Caveat Emptor — buyer beware. That principle applies to all manner of purchases, and is part of the spirit behind a piece that appeared in a recent legal newsletter that offers tips on what plans could consider asking service providers before entering into agreements with them. And in a time of heightened scrutiny of fiduciary services and regulations that will (or may, in light of the results of the Nov. 8 elections) be implemented, such questions take on added importance.

In “10 Questions to Ask Before Signing That New Service Agreement,” Deborah Fabricant in Boutwell Fay LLP’s October 2016 newsletter offers pointers for employers, plans and plan sponsors to help them better scrutinize such agreements. But service providers need to be aware of questions they may be asked by prospective clients as well. Throw in the fiduciary rule, and it’s even more important.

Following are the questions Fabricant suggests be asked.

Who is signing the agreement? Employers should review the plan document and other relevant documents to determine who has the authority to sign service agreements as well as other associated obligations.

Who is a fiduciary regarding the services the agreement covers? Fabricant says that often service agreements had required the employer to agree that the vendor is not a fiduciary, even if some of the vendor’s duties as stipulated in the agreement are fiduciary in nature. She suggests that if the vendor does perform fiduciary functions, the parties to the agreement discuss that as well as indemnity.

How — and what — is the vendor being paid? Fabricant suggests that details concerning the compensation a vendor receives will make it possible to make sure that the agreement is in compliance with ERISA, as well as the Fiduciary Rule.

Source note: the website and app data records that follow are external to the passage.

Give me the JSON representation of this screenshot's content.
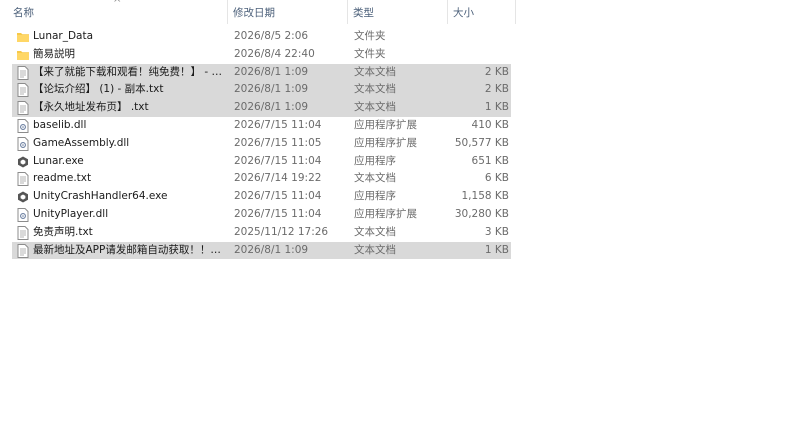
{
  "columns": {
    "name": "名称",
    "date": "修改日期",
    "type": "类型",
    "size": "大小"
  },
  "sort_indicator": "^",
  "files": [
    {
      "icon": "folder-icon",
      "name": "Lunar_Data",
      "date": "2026/8/5 2:06",
      "type": "文件夹",
      "size": "",
      "selected": false
    },
    {
      "icon": "folder-icon",
      "name": "簡易説明",
      "date": "2026/8/4 22:40",
      "type": "文件夹",
      "size": "",
      "selected": false
    },
    {
      "icon": "text-file-icon",
      "name": "【来了就能下载和观看！纯免费！】 - 副...",
      "date": "2026/8/1 1:09",
      "type": "文本文档",
      "size": "2 KB",
      "selected": true
    },
    {
      "icon": "text-file-icon",
      "name": "【论坛介绍】 (1) - 副本.txt",
      "date": "2026/8/1 1:09",
      "type": "文本文档",
      "size": "2 KB",
      "selected": true
    },
    {
      "icon": "text-file-icon",
      "name": "【永久地址发布页】 .txt",
      "date": "2026/8/1 1:09",
      "type": "文本文档",
      "size": "1 KB",
      "selected": true
    },
    {
      "icon": "dll-file-icon",
      "name": "baselib.dll",
      "date": "2026/7/15 11:04",
      "type": "应用程序扩展",
      "size": "410 KB",
      "selected": false
    },
    {
      "icon": "dll-file-icon",
      "name": "GameAssembly.dll",
      "date": "2026/7/15 11:05",
      "type": "应用程序扩展",
      "size": "50,577 KB",
      "selected": false
    },
    {
      "icon": "unity-exe-icon",
      "name": "Lunar.exe",
      "date": "2026/7/15 11:04",
      "type": "应用程序",
      "size": "651 KB",
      "selected": false
    },
    {
      "icon": "text-file-icon",
      "name": "readme.txt",
      "date": "2026/7/14 19:22",
      "type": "文本文档",
      "size": "6 KB",
      "selected": false
    },
    {
      "icon": "unity-exe-icon",
      "name": "UnityCrashHandler64.exe",
      "date": "2026/7/15 11:04",
      "type": "应用程序",
      "size": "1,158 KB",
      "selected": false
    },
    {
      "icon": "dll-file-icon",
      "name": "UnityPlayer.dll",
      "date": "2026/7/15 11:04",
      "type": "应用程序扩展",
      "size": "30,280 KB",
      "selected": false
    },
    {
      "icon": "text-file-icon",
      "name": "免责声明.txt",
      "date": "2025/11/12 17:26",
      "type": "文本文档",
      "size": "3 KB",
      "selected": false
    },
    {
      "icon": "text-file-icon",
      "name": "最新地址及APP请发邮箱自动获取！！！...",
      "date": "2026/8/1 1:09",
      "type": "文本文档",
      "size": "1 KB",
      "selected": true
    }
  ]
}
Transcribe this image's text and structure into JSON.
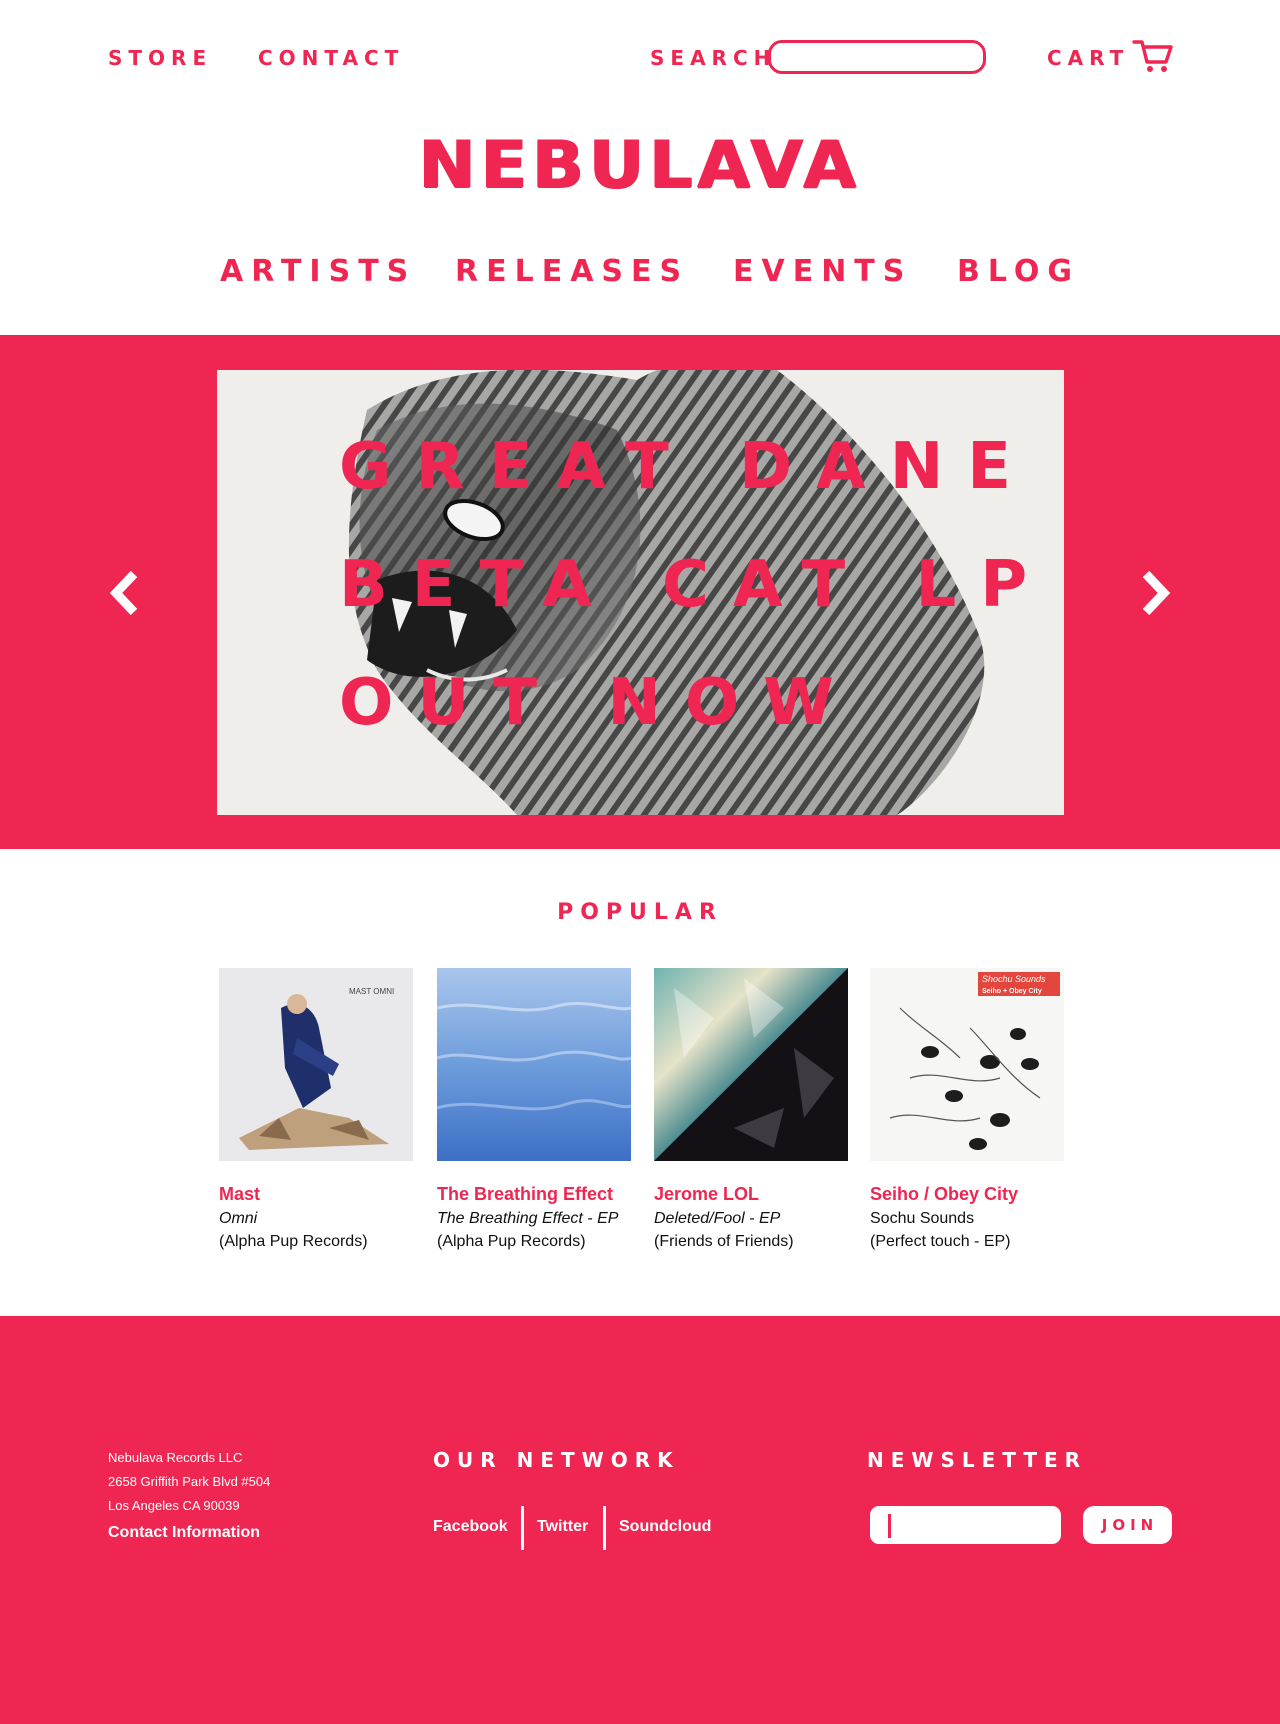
{
  "topbar": {
    "store": "STORE",
    "contact": "CONTACT",
    "search_label": "SEARCH",
    "search_value": "",
    "cart": "CART",
    "cart_icon": "cart-icon"
  },
  "logo": "NEBULAVA",
  "nav": [
    "ARTISTS",
    "RELEASES",
    "EVENTS",
    "BLOG"
  ],
  "hero": {
    "lines": [
      "GREAT DANE",
      "BETA CAT LP",
      "OUT NOW"
    ],
    "prev_icon": "chevron-left-icon",
    "next_icon": "chevron-right-icon"
  },
  "popular": {
    "title": "POPULAR",
    "items": [
      {
        "artist": "Mast",
        "title": "Omni",
        "label": "(Alpha Pup Records)",
        "cover_text": "MAST OMNI"
      },
      {
        "artist": "The Breathing Effect",
        "title": "The Breathing Effect - EP",
        "label": "(Alpha Pup Records)"
      },
      {
        "artist": "Jerome LOL",
        "title": "Deleted/Fool - EP",
        "label": "(Friends of Friends)"
      },
      {
        "artist": "Seiho / Obey City",
        "title": "Sochu Sounds",
        "label": "(Perfect touch - EP)",
        "cover_text_1": "Shochu Sounds",
        "cover_text_2": "Seiho + Obey City"
      }
    ]
  },
  "footer": {
    "address": [
      "Nebulava Records LLC",
      "2658 Griffith Park Blvd #504",
      "Los Angeles CA 90039"
    ],
    "contact_info": "Contact Information",
    "network_title": "OUR NETWORK",
    "network_links": [
      "Facebook",
      "Twitter",
      "Soundcloud"
    ],
    "newsletter_title": "NEWSLETTER",
    "newsletter_value": "",
    "join": "JOIN"
  },
  "colors": {
    "accent": "#ef2651",
    "background": "#ffffff"
  }
}
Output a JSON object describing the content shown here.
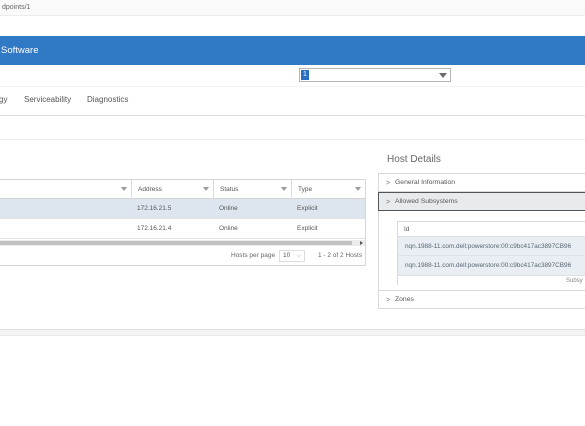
{
  "url": "dpoints/1",
  "banner": {
    "title": "Software"
  },
  "selector": {
    "value": "1"
  },
  "tabs": [
    {
      "label": "gy"
    },
    {
      "label": "Serviceability"
    },
    {
      "label": "Diagnostics"
    }
  ],
  "hosts_table": {
    "columns": [
      "",
      "Address",
      "Status",
      "Type"
    ],
    "rows": [
      {
        "address": "172.16.21.5",
        "status": "Online",
        "type": "Explicit"
      },
      {
        "address": "172.16.21.4",
        "status": "Online",
        "type": "Explicit"
      }
    ],
    "footer": {
      "per_page_label": "Hosts per page",
      "per_page_value": "10",
      "count": "1 - 2 of 2 Hosts"
    }
  },
  "host_details": {
    "title": "Host Details",
    "sections": {
      "general": "General Information",
      "subsystems": "Allowed Subsystems",
      "zones": "Zones"
    },
    "subsystems_table": {
      "header": "Id",
      "rows": [
        "nqn.1988-11.com.dell:powerstore:00:c9bc417ac3897CB96",
        "nqn.1988-11.com.dell:powerstore:00:c9bc417ac3897CB96"
      ],
      "footer": "Subsy"
    }
  },
  "colors": {
    "banner": "#2f79c5",
    "selected_row": "#dde6ef",
    "dropdown_value": "#2a6fbf"
  }
}
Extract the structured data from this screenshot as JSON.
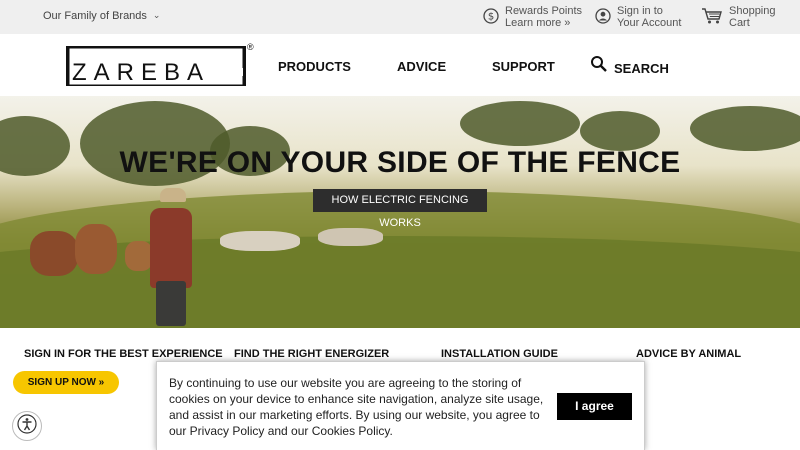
{
  "topbar": {
    "family_label": "Our Family of Brands",
    "rewards_line1": "Rewards Points",
    "rewards_line2": "Learn more »",
    "signin_line1": "Sign in to",
    "signin_line2": "Your Account",
    "cart_line1": "Shopping",
    "cart_line2": "Cart",
    "icons": {
      "family": "chevron-down-icon",
      "rewards": "dollar-coin-icon",
      "signin": "user-icon",
      "cart": "shopping-cart-icon"
    }
  },
  "header": {
    "logo_text": "ZAREBA",
    "logo_reg": "®",
    "nav": {
      "products": "PRODUCTS",
      "advice": "ADVICE",
      "support": "SUPPORT",
      "search": "SEARCH"
    }
  },
  "hero": {
    "title": "WE'RE ON YOUR SIDE OF THE FENCE",
    "button_label": "HOW ELECTRIC FENCING WORKS"
  },
  "quicklinks": {
    "signin_best": "SIGN IN FOR THE BEST EXPERIENCE",
    "find_energizer": "FIND THE RIGHT ENERGIZER",
    "installation": "INSTALLATION GUIDE",
    "advice_animal": "ADVICE BY ANIMAL"
  },
  "signup_label": "SIGN UP NOW »",
  "cookie": {
    "text": "By continuing to use our website you are agreeing to the storing of cookies on your device to enhance site navigation, analyze site usage, and assist in our marketing efforts. By using our website, you agree to our Privacy Policy and our Cookies Policy.",
    "button_label": "I agree"
  },
  "colors": {
    "signup_yellow": "#f7c600",
    "topbar_bg": "#efefef",
    "dark_button": "#2d2d2d"
  }
}
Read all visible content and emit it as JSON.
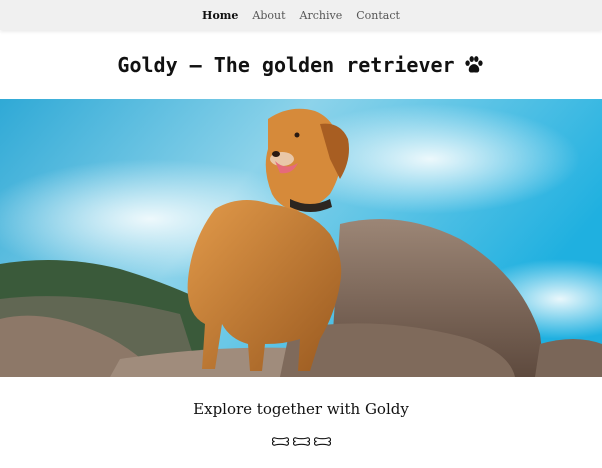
{
  "nav": {
    "items": [
      {
        "label": "Home",
        "active": true
      },
      {
        "label": "About",
        "active": false
      },
      {
        "label": "Archive",
        "active": false
      },
      {
        "label": "Contact",
        "active": false
      }
    ]
  },
  "header": {
    "title": "Goldy – The golden retriever",
    "icon": "paw-icon"
  },
  "hero": {
    "image": "golden-retriever-on-rocks"
  },
  "main": {
    "subtitle": "Explore together with Goldy",
    "divider_icons": [
      "bone-icon",
      "bone-icon",
      "bone-icon"
    ]
  },
  "colors": {
    "nav_bg": "#f0f0f0",
    "text": "#111111",
    "sky": "#3fb6df",
    "dog": "#c77a2e",
    "rock": "#8a7464"
  }
}
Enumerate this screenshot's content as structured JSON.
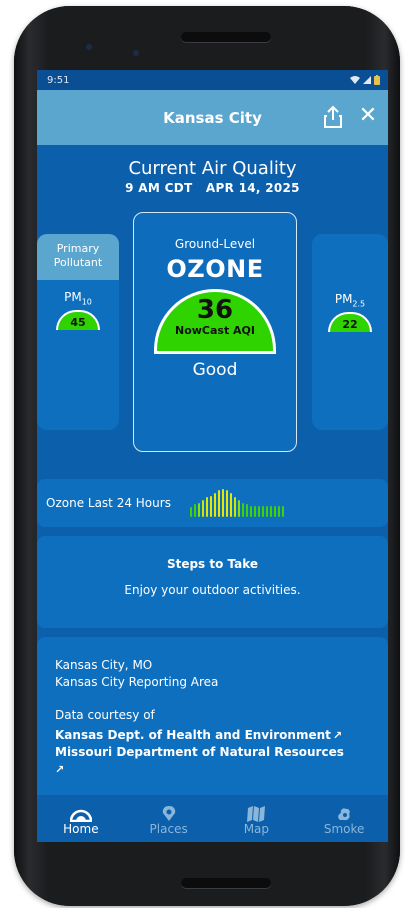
{
  "status": {
    "time": "9:51"
  },
  "appbar": {
    "title": "Kansas City"
  },
  "current": {
    "title": "Current Air Quality",
    "datetime": "9 AM CDT   APR 14, 2025"
  },
  "primary": {
    "header": "Primary Pollutant",
    "pollutant_main": "PM",
    "pollutant_sub": "10",
    "value": "45"
  },
  "main": {
    "label": "Ground-Level",
    "pollutant": "OZONE",
    "value": "36",
    "value_label": "NowCast AQI",
    "category": "Good",
    "color": "#2fd400"
  },
  "secondary": {
    "pollutant_main": "PM",
    "pollutant_sub": "2.5",
    "value": "22"
  },
  "trend": {
    "label": "Ozone Last 24 Hours",
    "levels": [
      0.35,
      0.45,
      0.5,
      0.6,
      0.7,
      0.75,
      0.85,
      0.95,
      1.0,
      0.95,
      0.85,
      0.7,
      0.6,
      0.5,
      0.45,
      0.4,
      0.4,
      0.4,
      0.4,
      0.4,
      0.4,
      0.4,
      0.4,
      0.4
    ],
    "colors": [
      "#3fd400",
      "#3fd400",
      "#8ee000",
      "#cbe800",
      "#e0e800",
      "#e8e800",
      "#e8e800",
      "#e8e800",
      "#e8e800",
      "#e8e800",
      "#e8e800",
      "#cbe800",
      "#8ee000",
      "#3fd400",
      "#3fd400",
      "#3fd400",
      "#3fd400",
      "#3fd400",
      "#3fd400",
      "#3fd400",
      "#3fd400",
      "#3fd400",
      "#3fd400",
      "#3fd400"
    ]
  },
  "steps": {
    "title": "Steps to Take",
    "text": "Enjoy your outdoor activities."
  },
  "info": {
    "location": "Kansas City, MO",
    "area": "Kansas City Reporting Area",
    "courtesy": "Data courtesy of",
    "source1": "Kansas Dept. of Health and Environment",
    "source2": "Missouri Department of Natural Resources"
  },
  "nav": [
    {
      "label": "Home",
      "icon": "gauge-icon"
    },
    {
      "label": "Places",
      "icon": "location-pin-icon"
    },
    {
      "label": "Map",
      "icon": "map-icon"
    },
    {
      "label": "Smoke",
      "icon": "smoke-icon"
    }
  ]
}
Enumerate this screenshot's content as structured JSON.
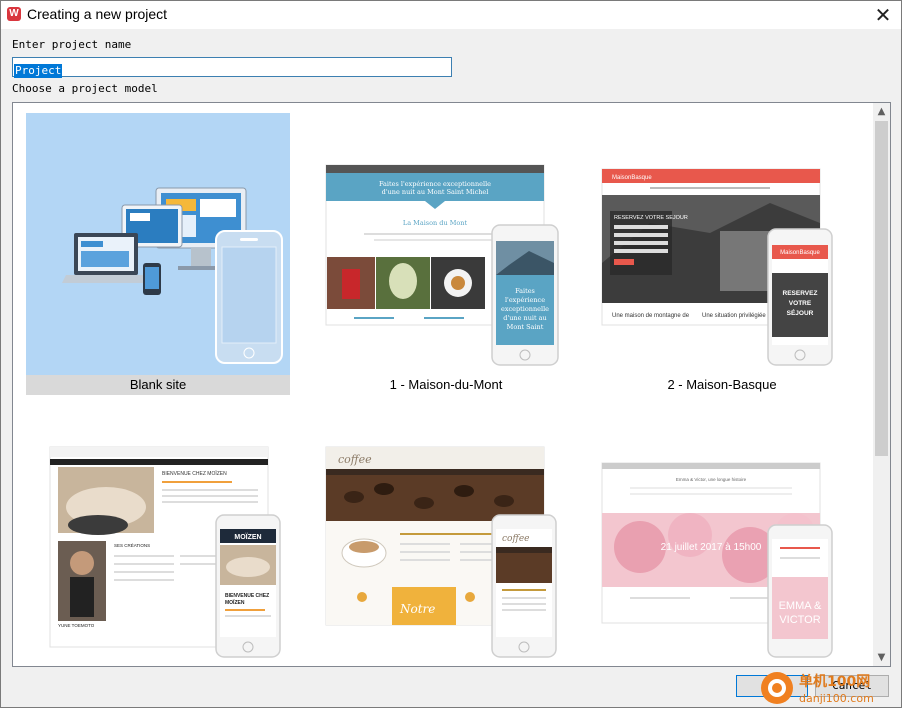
{
  "window": {
    "title": "Creating a new project",
    "close_glyph": "✕"
  },
  "form": {
    "name_label": "Enter project name",
    "name_value": "Project",
    "model_label": "Choose a project model"
  },
  "models": [
    {
      "label": "Blank site",
      "selected": true
    },
    {
      "label": "1 - Maison-du-Mont",
      "selected": false
    },
    {
      "label": "2 - Maison-Basque",
      "selected": false
    },
    {
      "label": "",
      "selected": false
    },
    {
      "label": "",
      "selected": false
    },
    {
      "label": "",
      "selected": false
    }
  ],
  "thumbnails": {
    "mont_banner": "Faites l'expérience exceptionnelle d'une nuit au Mont Saint Michel",
    "mont_heading": "La Maison du Mont",
    "mont_phone": "Faites l'expérience exceptionnelle d'une nuit au Mont Saint",
    "basque_brand": "MaisonBasque",
    "basque_hero": "RESERVEZ VOTRE SEJOUR",
    "basque_caption_left": "Une maison de montagne de",
    "basque_caption_right": "Une situation privilégiée",
    "basque_phone": "RESERVEZ VOTRE SÉJOUR",
    "moizen_brand": "MOÏZEN",
    "moizen_heading": "BIENVENUE CHEZ MOÏZEN",
    "moizen_creations": "SES CRÉATIONS",
    "moizen_name": "YUNE TOEMOTO",
    "coffee_brand": "coffee",
    "coffee_menu": "Notre",
    "wedding_title": "Emma & Victor, une longue histoire",
    "wedding_date": "21 juillet 2017 à 15h00",
    "wedding_names": "EMMA & VICTOR"
  },
  "buttons": {
    "ok": "OK",
    "cancel": "Cancel"
  },
  "scrollbar": {
    "up_glyph": "▲",
    "down_glyph": "▼"
  },
  "watermark": {
    "text1": "单机100网",
    "text2": "danji100.com"
  },
  "colors": {
    "selection_bg": "#b3d6f5",
    "accent": "#0078d7",
    "basque_red": "#e8584c",
    "mont_blue": "#5aa4c4"
  }
}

What services does the vendor agree to provide the plan? Fabricant suggests that a service agreement clearly stipulate the services a vendor is to provide.

What does the agreement require the employer to do? A service agreement should set forth what not only the vendor, but also the employer, is obliged to do under the agreement.

Who are responsible for the vendor’s mistakes? The agreement should address the liability, indemnity and “hold harmless” provisions, Fabricant suggests, adding that thoughtful negotiations and review by counsel may serve the parties well.

How is the vendor protecting the plan and its participants’ data? Fabricant posits that employers should review provisions in the agreement that concern disasters, both natural and man-made, such as data and security breaches and internet failure.

Can the vendor amend the agreement? Fabricant argues that many service agreements allow vendors to amend the contract at any time but do not give employers similar rights. She suggests that employers may find it useful to require that amendments be by agreement and in writing, that advance notice of changes be provided, and that the employer may reject a proposed amendment.

How is the service agreement terminated? Fabricant suggests that negotiations about the agreement’s provisions include discussion of provisions that would provide bilateral notice of termination and a detailed transition plan to facilitate work with a new vendor.

What happens to plan records?
A service agreement should specifically address:

  • how records will be maintained;

  • who owns records; and

  • what happens to records after the retention period.